• _THE PROBLEM_: Count every line in the entries that holds the word "crown". The reply is that count alone.

• _MATERIAL SUPPLIED_:
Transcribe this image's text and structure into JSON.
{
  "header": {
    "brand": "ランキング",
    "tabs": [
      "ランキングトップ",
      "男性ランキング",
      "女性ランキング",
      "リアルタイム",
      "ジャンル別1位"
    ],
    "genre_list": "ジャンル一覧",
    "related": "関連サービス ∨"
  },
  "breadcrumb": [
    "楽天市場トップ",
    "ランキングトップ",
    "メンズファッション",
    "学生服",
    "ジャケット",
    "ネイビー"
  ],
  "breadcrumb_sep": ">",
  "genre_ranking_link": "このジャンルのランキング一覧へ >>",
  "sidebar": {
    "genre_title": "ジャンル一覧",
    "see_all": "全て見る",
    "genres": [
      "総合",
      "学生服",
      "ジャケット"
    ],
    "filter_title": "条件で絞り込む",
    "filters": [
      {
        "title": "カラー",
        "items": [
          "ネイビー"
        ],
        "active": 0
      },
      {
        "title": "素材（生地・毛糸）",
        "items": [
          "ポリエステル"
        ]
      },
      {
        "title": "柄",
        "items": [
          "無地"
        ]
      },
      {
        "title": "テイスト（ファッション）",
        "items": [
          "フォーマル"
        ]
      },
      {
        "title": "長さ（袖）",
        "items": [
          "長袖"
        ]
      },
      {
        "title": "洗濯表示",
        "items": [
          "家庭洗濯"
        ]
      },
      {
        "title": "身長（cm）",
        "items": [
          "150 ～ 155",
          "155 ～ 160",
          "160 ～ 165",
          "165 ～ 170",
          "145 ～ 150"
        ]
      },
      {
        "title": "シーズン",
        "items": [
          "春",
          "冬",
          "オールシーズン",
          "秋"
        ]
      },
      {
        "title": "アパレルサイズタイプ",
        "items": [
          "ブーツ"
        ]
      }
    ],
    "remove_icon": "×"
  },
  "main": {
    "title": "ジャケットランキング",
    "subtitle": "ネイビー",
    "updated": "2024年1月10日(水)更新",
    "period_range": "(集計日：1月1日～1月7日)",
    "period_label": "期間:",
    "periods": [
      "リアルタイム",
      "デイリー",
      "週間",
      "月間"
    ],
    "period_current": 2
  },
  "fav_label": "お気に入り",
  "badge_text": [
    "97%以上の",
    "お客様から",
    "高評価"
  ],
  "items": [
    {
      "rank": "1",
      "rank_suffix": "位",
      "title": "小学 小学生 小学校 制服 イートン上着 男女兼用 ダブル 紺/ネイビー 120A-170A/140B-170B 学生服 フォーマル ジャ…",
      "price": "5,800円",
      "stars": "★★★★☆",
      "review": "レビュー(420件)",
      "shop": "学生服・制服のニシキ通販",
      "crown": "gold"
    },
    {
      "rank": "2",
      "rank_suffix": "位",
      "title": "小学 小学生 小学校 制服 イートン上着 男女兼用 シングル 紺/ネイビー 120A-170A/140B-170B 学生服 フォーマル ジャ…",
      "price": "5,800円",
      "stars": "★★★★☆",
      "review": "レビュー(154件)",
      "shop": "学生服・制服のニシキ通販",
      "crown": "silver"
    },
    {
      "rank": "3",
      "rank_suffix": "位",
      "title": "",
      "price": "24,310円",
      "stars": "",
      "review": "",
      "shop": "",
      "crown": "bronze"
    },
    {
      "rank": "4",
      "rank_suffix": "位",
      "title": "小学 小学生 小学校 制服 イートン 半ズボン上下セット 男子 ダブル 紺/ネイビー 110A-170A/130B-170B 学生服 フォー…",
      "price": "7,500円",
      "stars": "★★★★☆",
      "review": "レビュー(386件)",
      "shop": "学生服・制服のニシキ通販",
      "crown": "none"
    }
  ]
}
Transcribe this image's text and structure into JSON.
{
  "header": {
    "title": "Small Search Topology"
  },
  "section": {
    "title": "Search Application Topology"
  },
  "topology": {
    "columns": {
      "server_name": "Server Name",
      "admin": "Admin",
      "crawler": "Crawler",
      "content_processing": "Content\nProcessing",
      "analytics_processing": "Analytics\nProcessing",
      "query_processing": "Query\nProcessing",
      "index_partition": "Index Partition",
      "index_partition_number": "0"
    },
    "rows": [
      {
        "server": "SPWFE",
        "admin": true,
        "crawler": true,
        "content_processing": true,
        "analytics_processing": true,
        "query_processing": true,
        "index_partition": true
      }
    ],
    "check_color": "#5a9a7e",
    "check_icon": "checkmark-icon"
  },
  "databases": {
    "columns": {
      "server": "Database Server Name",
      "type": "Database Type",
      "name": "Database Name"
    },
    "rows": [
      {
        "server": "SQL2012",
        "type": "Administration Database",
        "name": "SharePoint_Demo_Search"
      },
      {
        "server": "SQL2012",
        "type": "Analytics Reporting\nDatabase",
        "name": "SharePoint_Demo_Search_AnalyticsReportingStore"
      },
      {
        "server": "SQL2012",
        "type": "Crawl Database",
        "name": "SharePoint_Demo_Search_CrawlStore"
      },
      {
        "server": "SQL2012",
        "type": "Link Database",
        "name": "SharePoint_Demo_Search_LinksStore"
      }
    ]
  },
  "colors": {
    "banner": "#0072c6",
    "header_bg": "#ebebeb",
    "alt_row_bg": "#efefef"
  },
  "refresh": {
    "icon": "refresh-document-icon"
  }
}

• _REPLY_: 4